== Information given ==
• • • •

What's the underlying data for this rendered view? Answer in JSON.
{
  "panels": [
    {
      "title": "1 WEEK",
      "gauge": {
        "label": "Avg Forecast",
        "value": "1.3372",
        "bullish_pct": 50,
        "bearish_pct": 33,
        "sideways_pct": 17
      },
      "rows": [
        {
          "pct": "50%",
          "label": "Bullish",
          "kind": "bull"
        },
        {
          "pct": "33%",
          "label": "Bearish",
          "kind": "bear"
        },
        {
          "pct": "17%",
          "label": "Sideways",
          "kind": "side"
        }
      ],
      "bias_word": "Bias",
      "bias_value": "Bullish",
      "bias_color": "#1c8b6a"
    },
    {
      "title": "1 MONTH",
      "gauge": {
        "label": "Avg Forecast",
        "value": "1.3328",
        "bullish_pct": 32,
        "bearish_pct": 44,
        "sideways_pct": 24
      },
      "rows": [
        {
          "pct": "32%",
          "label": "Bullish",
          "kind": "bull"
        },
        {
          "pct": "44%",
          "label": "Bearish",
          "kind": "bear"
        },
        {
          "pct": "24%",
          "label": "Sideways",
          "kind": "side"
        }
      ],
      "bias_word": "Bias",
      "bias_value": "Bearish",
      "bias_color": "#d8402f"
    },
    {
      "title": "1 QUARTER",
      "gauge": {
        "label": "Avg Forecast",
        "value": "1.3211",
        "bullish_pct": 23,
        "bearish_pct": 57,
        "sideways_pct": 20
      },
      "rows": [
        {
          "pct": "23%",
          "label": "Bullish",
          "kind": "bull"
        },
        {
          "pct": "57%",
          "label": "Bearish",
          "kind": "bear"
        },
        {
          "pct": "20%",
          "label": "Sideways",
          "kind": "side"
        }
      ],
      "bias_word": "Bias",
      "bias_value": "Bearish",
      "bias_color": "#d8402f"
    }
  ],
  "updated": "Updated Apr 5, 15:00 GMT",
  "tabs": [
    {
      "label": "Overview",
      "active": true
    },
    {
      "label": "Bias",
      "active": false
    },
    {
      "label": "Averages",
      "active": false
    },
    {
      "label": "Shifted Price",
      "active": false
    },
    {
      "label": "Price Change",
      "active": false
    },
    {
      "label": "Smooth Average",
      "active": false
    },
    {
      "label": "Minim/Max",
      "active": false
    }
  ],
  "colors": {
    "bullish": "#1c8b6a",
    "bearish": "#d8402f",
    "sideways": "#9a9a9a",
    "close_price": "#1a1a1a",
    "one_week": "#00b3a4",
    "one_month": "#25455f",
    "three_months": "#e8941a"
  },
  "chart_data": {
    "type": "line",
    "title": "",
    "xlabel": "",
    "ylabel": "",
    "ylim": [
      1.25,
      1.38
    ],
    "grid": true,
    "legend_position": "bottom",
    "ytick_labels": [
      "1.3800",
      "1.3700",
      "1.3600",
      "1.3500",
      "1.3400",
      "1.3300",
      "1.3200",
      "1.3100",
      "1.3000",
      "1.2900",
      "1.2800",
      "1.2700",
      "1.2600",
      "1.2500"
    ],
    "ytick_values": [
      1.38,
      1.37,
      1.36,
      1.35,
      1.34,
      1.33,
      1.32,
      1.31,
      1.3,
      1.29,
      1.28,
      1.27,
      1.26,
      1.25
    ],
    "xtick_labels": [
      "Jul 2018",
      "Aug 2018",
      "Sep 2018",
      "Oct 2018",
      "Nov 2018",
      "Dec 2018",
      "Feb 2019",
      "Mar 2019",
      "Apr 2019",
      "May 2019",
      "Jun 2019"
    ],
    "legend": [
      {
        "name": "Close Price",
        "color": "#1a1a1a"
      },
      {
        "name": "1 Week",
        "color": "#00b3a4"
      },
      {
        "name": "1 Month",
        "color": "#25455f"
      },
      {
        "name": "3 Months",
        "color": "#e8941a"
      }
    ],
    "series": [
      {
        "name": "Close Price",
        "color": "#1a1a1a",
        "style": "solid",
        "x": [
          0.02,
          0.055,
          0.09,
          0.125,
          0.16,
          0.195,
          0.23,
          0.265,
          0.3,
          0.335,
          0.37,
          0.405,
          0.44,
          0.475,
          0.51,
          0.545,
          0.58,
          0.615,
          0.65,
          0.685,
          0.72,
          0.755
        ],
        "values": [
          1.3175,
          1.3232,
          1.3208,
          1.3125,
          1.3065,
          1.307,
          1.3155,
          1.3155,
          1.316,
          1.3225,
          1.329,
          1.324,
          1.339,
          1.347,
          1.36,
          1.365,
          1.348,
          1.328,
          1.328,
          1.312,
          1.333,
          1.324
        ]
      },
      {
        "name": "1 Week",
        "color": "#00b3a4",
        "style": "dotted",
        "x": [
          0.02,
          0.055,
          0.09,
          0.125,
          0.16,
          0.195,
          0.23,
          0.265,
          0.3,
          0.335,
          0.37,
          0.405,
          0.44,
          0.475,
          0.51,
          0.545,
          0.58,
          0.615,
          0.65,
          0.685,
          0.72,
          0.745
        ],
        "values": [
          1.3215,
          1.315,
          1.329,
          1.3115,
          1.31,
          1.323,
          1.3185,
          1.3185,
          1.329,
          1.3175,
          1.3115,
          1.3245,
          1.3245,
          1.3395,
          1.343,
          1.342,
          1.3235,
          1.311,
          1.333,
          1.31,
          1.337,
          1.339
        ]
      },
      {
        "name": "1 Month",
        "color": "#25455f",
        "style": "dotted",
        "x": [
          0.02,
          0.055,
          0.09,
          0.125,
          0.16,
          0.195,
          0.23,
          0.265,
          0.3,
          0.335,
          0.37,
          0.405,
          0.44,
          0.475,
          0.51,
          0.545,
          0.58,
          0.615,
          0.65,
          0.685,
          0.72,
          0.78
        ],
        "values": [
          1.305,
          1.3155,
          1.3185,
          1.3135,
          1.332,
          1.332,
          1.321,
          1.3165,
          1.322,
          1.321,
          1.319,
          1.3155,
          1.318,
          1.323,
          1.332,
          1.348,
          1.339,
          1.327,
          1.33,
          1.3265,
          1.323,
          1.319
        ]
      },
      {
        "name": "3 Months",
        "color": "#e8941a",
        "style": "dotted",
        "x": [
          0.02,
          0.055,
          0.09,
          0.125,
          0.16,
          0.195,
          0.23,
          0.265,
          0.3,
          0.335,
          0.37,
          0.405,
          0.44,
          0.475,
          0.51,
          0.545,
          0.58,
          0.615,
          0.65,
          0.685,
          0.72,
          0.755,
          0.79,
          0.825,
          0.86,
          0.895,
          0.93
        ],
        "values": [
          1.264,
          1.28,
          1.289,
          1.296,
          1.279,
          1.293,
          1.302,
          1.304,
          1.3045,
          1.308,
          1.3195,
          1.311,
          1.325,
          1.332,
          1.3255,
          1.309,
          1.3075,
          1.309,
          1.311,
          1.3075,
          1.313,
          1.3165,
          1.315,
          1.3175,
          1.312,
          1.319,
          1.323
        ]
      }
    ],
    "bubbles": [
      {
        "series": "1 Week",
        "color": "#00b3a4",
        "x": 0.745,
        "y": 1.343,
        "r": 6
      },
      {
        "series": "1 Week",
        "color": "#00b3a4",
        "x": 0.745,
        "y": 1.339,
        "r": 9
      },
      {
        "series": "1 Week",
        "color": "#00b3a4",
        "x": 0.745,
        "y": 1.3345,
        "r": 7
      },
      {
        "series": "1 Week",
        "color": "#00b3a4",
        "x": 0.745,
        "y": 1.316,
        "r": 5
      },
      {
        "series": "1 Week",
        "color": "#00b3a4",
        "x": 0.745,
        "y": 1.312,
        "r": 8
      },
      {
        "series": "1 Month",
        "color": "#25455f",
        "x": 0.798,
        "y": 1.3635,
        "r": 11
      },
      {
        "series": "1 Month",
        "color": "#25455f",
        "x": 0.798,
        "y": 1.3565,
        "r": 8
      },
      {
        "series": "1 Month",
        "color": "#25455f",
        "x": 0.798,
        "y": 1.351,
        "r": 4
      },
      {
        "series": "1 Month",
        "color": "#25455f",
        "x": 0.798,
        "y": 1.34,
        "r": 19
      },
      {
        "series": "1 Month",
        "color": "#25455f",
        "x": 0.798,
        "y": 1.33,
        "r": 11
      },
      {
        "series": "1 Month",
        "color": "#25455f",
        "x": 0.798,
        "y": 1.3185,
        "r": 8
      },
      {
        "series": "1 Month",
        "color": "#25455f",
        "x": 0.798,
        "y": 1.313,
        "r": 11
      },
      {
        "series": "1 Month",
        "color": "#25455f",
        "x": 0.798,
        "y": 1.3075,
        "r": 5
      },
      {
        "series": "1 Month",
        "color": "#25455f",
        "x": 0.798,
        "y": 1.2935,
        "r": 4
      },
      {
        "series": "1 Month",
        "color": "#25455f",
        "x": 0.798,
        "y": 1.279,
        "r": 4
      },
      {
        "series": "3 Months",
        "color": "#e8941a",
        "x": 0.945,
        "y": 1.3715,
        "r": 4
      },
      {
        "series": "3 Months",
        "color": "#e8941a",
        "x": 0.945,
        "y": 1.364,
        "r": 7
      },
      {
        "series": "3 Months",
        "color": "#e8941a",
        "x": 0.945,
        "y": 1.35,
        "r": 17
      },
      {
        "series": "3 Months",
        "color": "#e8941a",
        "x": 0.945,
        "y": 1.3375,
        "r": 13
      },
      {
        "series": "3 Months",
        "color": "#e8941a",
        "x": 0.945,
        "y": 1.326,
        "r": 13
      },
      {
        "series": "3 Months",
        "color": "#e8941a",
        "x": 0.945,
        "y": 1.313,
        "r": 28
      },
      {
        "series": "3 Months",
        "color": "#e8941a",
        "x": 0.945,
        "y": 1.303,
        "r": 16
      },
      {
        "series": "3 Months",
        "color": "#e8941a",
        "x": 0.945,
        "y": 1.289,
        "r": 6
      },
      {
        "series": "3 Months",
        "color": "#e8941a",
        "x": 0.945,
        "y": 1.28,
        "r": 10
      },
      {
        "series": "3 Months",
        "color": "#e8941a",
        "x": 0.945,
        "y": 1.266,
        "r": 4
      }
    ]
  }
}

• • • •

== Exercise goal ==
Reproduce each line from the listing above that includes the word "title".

== Solution to this problem ==
      "title": "1 WEEK",
      "title": "1 MONTH",
      "title": "1 QUARTER",
    "title": "",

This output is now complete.